Dataset rows for apps and sites.
········
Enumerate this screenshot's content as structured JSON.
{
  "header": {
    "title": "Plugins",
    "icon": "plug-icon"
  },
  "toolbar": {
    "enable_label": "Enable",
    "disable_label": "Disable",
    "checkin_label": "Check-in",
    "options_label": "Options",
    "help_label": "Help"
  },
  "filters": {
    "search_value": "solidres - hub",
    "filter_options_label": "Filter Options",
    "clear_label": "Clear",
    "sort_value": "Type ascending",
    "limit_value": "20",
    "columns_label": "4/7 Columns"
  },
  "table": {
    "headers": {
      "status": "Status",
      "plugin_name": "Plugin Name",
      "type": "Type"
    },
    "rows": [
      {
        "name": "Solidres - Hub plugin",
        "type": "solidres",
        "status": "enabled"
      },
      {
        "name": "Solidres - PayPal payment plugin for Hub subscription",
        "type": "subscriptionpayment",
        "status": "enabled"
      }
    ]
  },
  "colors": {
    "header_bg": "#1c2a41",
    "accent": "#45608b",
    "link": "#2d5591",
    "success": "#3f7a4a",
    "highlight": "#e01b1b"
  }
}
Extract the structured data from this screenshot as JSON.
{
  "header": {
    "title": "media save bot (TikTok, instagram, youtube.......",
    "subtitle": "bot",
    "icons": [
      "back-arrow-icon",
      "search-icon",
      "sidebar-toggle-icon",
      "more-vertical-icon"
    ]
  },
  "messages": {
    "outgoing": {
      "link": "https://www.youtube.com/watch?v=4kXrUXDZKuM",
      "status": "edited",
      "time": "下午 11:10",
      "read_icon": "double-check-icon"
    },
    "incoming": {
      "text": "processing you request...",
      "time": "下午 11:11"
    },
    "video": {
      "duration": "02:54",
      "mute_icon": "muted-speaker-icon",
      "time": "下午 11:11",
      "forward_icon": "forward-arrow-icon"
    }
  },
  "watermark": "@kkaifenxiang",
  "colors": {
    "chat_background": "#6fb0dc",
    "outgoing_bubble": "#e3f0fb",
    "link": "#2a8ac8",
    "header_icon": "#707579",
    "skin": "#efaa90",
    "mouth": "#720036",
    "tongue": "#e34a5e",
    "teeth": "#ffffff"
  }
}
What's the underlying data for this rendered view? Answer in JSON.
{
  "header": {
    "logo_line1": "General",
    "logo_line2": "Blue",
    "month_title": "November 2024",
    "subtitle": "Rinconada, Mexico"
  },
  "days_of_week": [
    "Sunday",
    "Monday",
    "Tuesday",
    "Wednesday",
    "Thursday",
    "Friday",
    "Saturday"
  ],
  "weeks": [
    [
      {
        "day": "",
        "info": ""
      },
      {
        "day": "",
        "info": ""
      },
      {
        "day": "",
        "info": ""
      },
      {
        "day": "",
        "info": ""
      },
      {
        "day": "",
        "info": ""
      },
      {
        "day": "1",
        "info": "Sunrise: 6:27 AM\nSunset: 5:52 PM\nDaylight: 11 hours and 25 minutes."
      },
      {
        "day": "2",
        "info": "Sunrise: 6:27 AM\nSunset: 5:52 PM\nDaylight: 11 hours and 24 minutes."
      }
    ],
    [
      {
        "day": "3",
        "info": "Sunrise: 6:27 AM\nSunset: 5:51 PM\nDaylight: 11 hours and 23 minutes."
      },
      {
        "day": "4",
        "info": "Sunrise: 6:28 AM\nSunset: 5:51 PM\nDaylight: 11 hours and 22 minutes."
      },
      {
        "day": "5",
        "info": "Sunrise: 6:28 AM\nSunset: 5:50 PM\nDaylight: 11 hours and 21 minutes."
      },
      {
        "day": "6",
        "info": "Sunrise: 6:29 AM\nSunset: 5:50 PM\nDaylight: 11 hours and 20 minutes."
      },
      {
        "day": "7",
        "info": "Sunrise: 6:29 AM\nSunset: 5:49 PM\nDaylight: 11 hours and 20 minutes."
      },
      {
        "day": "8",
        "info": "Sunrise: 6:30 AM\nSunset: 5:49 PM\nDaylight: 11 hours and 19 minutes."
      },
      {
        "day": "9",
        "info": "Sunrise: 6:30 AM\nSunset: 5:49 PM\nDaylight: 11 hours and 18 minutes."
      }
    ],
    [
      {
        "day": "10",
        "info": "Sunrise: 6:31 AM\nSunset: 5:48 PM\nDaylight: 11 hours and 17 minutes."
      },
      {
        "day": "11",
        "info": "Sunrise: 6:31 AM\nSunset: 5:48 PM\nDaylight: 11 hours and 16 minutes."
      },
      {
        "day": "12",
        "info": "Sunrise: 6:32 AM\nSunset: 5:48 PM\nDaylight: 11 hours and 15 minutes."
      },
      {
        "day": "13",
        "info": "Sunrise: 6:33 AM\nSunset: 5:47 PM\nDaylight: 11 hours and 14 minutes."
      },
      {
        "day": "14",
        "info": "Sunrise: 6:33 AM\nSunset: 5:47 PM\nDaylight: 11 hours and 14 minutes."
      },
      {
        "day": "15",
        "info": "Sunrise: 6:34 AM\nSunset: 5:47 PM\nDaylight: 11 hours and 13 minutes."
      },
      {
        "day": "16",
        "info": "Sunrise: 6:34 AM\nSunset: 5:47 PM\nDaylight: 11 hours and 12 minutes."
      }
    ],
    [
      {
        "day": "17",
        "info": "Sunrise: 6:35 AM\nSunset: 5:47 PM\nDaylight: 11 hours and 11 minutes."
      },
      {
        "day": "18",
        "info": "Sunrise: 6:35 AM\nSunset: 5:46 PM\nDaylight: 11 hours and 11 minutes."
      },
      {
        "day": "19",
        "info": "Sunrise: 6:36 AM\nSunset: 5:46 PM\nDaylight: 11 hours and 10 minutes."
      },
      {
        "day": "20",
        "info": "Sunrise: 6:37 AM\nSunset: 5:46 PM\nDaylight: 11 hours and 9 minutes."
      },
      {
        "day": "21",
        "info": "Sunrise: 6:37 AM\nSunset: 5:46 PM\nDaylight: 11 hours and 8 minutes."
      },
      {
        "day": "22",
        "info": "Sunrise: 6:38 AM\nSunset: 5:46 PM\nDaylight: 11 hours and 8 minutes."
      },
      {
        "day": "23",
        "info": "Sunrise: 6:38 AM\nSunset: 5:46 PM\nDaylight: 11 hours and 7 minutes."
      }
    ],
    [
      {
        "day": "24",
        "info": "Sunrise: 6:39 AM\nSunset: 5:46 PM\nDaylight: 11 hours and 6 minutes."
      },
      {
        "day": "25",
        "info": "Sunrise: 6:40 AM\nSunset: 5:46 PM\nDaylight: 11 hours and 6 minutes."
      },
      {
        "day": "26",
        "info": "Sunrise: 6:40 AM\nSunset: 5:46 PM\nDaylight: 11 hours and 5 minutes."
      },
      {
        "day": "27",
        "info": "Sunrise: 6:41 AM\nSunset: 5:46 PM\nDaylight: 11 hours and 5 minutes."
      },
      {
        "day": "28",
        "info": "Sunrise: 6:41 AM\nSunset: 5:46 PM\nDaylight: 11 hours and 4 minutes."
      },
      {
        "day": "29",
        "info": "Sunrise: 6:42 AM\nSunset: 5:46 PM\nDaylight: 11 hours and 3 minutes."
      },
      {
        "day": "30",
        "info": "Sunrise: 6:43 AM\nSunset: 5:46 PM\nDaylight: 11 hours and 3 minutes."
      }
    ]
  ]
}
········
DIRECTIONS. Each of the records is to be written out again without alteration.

EXERCISE RESPONSE.
Enumerate this screenshot's content as structured JSON.
{
  "header": {
    "title": "Plugins",
    "icon": "plug-icon"
  },
  "toolbar": {
    "enable_label": "Enable",
    "disable_label": "Disable",
    "checkin_label": "Check-in",
    "options_label": "Options",
    "help_label": "Help"
  },
  "filters": {
    "search_value": "solidres - hub",
    "filter_options_label": "Filter Options",
    "clear_label": "Clear",
    "sort_value": "Type ascending",
    "limit_value": "20",
    "columns_label": "4/7 Columns"
  },
  "table": {
    "headers": {
      "status": "Status",
      "plugin_name": "Plugin Name",
      "type": "Type"
    },
    "rows": [
      {
        "name": "Solidres - Hub plugin",
        "type": "solidres",
        "status": "enabled"
      },
      {
        "name": "Solidres - PayPal payment plugin for Hub subscription",
        "type": "subscriptionpayment",
        "status": "enabled"
      }
    ]
  },
  "colors": {
    "header_bg": "#1c2a41",
    "accent": "#45608b",
    "link": "#2d5591",
    "success": "#3f7a4a",
    "highlight": "#e01b1b"
  }
}
Extract the structured data from this screenshot as JSON.
{
  "header": {
    "title": "media save bot (TikTok, instagram, youtube.......",
    "subtitle": "bot",
    "icons": [
      "back-arrow-icon",
      "search-icon",
      "sidebar-toggle-icon",
      "more-vertical-icon"
    ]
  },
  "messages": {
    "outgoing": {
      "link": "https://www.youtube.com/watch?v=4kXrUXDZKuM",
      "status": "edited",
      "time": "下午 11:10",
      "read_icon": "double-check-icon"
    },
    "incoming": {
      "text": "processing you request...",
      "time": "下午 11:11"
    },
    "video": {
      "duration": "02:54",
      "mute_icon": "muted-speaker-icon",
      "time": "下午 11:11",
      "forward_icon": "forward-arrow-icon"
    }
  },
  "watermark": "@kkaifenxiang",
  "colors": {
    "chat_background": "#6fb0dc",
    "outgoing_bubble": "#e3f0fb",
    "link": "#2a8ac8",
    "header_icon": "#707579",
    "skin": "#efaa90",
    "mouth": "#720036",
    "tongue": "#e34a5e",
    "teeth": "#ffffff"
  }
}
What's the underlying data for this rendered view? Answer in JSON.
{
  "header": {
    "logo_line1": "General",
    "logo_line2": "Blue",
    "month_title": "November 2024",
    "subtitle": "Rinconada, Mexico"
  },
  "days_of_week": [
    "Sunday",
    "Monday",
    "Tuesday",
    "Wednesday",
    "Thursday",
    "Friday",
    "Saturday"
  ],
  "weeks": [
    [
      {
        "day": "",
        "info": ""
      },
      {
        "day": "",
        "info": ""
      },
      {
        "day": "",
        "info": ""
      },
      {
        "day": "",
        "info": ""
      },
      {
        "day": "",
        "info": ""
      },
      {
        "day": "1",
        "info": "Sunrise: 6:27 AM\nSunset: 5:52 PM\nDaylight: 11 hours and 25 minutes."
      },
      {
        "day": "2",
        "info": "Sunrise: 6:27 AM\nSunset: 5:52 PM\nDaylight: 11 hours and 24 minutes."
      }
    ],
    [
      {
        "day": "3",
        "info": "Sunrise: 6:27 AM\nSunset: 5:51 PM\nDaylight: 11 hours and 23 minutes."
      },
      {
        "day": "4",
        "info": "Sunrise: 6:28 AM\nSunset: 5:51 PM\nDaylight: 11 hours and 22 minutes."
      },
      {
        "day": "5",
        "info": "Sunrise: 6:28 AM\nSunset: 5:50 PM\nDaylight: 11 hours and 21 minutes."
      },
      {
        "day": "6",
        "info": "Sunrise: 6:29 AM\nSunset: 5:50 PM\nDaylight: 11 hours and 20 minutes."
      },
      {
        "day": "7",
        "info": "Sunrise: 6:29 AM\nSunset: 5:49 PM\nDaylight: 11 hours and 20 minutes."
      },
      {
        "day": "8",
        "info": "Sunrise: 6:30 AM\nSunset: 5:49 PM\nDaylight: 11 hours and 19 minutes."
      },
      {
        "day": "9",
        "info": "Sunrise: 6:30 AM\nSunset: 5:49 PM\nDaylight: 11 hours and 18 minutes."
      }
    ],
    [
      {
        "day": "10",
        "info": "Sunrise: 6:31 AM\nSunset: 5:48 PM\nDaylight: 11 hours and 17 minutes."
      },
      {
        "day": "11",
        "info": "Sunrise: 6:31 AM\nSunset: 5:48 PM\nDaylight: 11 hours and 16 minutes."
      },
      {
        "day": "12",
        "info": "Sunrise: 6:32 AM\nSunset: 5:48 PM\nDaylight: 11 hours and 15 minutes."
      },
      {
        "day": "13",
        "info": "Sunrise: 6:33 AM\nSunset: 5:47 PM\nDaylight: 11 hours and 14 minutes."
      },
      {
        "day": "14",
        "info": "Sunrise: 6:33 AM\nSunset: 5:47 PM\nDaylight: 11 hours and 14 minutes."
      },
      {
        "day": "15",
        "info": "Sunrise: 6:34 AM\nSunset: 5:47 PM\nDaylight: 11 hours and 13 minutes."
      },
      {
        "day": "16",
        "info": "Sunrise: 6:34 AM\nSunset: 5:47 PM\nDaylight: 11 hours and 12 minutes."
      }
    ],
    [
      {
        "day": "17",
        "info": "Sunrise: 6:35 AM\nSunset: 5:47 PM\nDaylight: 11 hours and 11 minutes."
      },
      {
        "day": "18",
        "info": "Sunrise: 6:35 AM\nSunset: 5:46 PM\nDaylight: 11 hours and 11 minutes."
      },
      {
        "day": "19",
        "info": "Sunrise: 6:36 AM\nSunset: 5:46 PM\nDaylight: 11 hours and 10 minutes."
      },
      {
        "day": "20",
        "info": "Sunrise: 6:37 AM\nSunset: 5:46 PM\nDaylight: 11 hours and 9 minutes."
      },
      {
        "day": "21",
        "info": "Sunrise: 6:37 AM\nSunset: 5:46 PM\nDaylight: 11 hours and 8 minutes."
      },
      {
        "day": "22",
        "info": "Sunrise: 6:38 AM\nSunset: 5:46 PM\nDaylight: 11 hours and 8 minutes."
      },
      {
        "day": "23",
        "info": "Sunrise: 6:38 AM\nSunset: 5:46 PM\nDaylight: 11 hours and 7 minutes."
      }
    ],
    [
      {
        "day": "24",
        "info": "Sunrise: 6:39 AM\nSunset: 5:46 PM\nDaylight: 11 hours and 6 minutes."
      },
      {
        "day": "25",
        "info": "Sunrise: 6:40 AM\nSunset: 5:46 PM\nDaylight: 11 hours and 6 minutes."
      },
      {
        "day": "26",
        "info": "Sunrise: 6:40 AM\nSunset: 5:46 PM\nDaylight: 11 hours and 5 minutes."
      },
      {
        "day": "27",
        "info": "Sunrise: 6:41 AM\nSunset: 5:46 PM\nDaylight: 11 hours and 5 minutes."
      },
      {
        "day": "28",
        "info": "Sunrise: 6:41 AM\nSunset: 5:46 PM\nDaylight: 11 hours and 4 minutes."
      },
      {
        "day": "29",
        "info": "Sunrise: 6:42 AM\nSunset: 5:46 PM\nDaylight: 11 hours and 3 minutes."
      },
      {
        "day": "30",
        "info": "Sunrise: 6:43 AM\nSunset: 5:46 PM\nDaylight: 11 hours and 3 minutes."
      }
    ]
  ]
}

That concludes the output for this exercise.